Provided records:
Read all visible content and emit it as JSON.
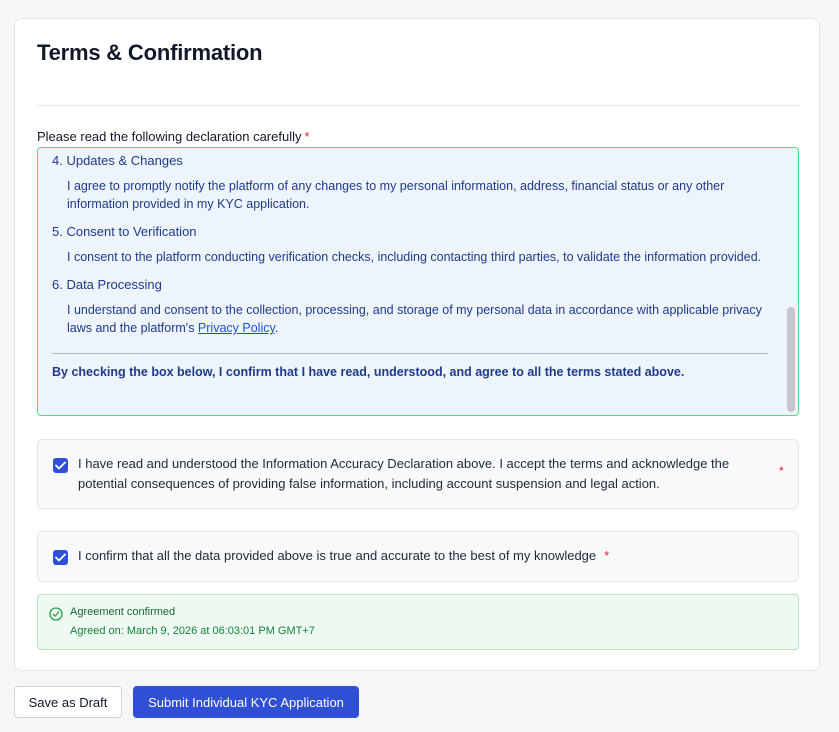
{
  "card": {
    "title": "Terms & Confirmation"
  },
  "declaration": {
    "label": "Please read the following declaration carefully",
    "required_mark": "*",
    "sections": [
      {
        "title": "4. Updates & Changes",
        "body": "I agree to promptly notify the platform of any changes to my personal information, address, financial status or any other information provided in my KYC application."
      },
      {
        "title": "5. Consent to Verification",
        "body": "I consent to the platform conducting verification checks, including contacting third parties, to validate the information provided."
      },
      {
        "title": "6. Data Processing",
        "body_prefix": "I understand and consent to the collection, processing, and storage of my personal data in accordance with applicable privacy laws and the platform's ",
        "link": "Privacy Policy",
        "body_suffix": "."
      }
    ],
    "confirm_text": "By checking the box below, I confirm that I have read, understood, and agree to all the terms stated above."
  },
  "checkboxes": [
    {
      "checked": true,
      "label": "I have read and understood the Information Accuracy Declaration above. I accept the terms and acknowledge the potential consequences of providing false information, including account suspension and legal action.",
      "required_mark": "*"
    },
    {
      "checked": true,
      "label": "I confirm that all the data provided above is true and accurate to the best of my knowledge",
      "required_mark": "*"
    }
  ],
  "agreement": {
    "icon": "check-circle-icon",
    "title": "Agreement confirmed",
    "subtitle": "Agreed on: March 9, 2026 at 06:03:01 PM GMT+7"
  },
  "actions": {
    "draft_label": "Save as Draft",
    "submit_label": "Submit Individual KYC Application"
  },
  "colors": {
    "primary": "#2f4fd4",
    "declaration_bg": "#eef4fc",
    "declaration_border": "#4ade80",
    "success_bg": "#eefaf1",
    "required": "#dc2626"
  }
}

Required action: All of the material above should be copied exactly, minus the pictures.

Exercise response:
Read all visible content and emit it as JSON.
{
  "card": {
    "title": "Terms & Confirmation"
  },
  "declaration": {
    "label": "Please read the following declaration carefully",
    "required_mark": "*",
    "sections": [
      {
        "title": "4. Updates & Changes",
        "body": "I agree to promptly notify the platform of any changes to my personal information, address, financial status or any other information provided in my KYC application."
      },
      {
        "title": "5. Consent to Verification",
        "body": "I consent to the platform conducting verification checks, including contacting third parties, to validate the information provided."
      },
      {
        "title": "6. Data Processing",
        "body_prefix": "I understand and consent to the collection, processing, and storage of my personal data in accordance with applicable privacy laws and the platform's ",
        "link": "Privacy Policy",
        "body_suffix": "."
      }
    ],
    "confirm_text": "By checking the box below, I confirm that I have read, understood, and agree to all the terms stated above."
  },
  "checkboxes": [
    {
      "checked": true,
      "label": "I have read and understood the Information Accuracy Declaration above. I accept the terms and acknowledge the potential consequences of providing false information, including account suspension and legal action.",
      "required_mark": "*"
    },
    {
      "checked": true,
      "label": "I confirm that all the data provided above is true and accurate to the best of my knowledge",
      "required_mark": "*"
    }
  ],
  "agreement": {
    "icon": "check-circle-icon",
    "title": "Agreement confirmed",
    "subtitle": "Agreed on: March 9, 2026 at 06:03:01 PM GMT+7"
  },
  "actions": {
    "draft_label": "Save as Draft",
    "submit_label": "Submit Individual KYC Application"
  },
  "colors": {
    "primary": "#2f4fd4",
    "declaration_bg": "#eef4fc",
    "declaration_border": "#4ade80",
    "success_bg": "#eefaf1",
    "required": "#dc2626"
  }
}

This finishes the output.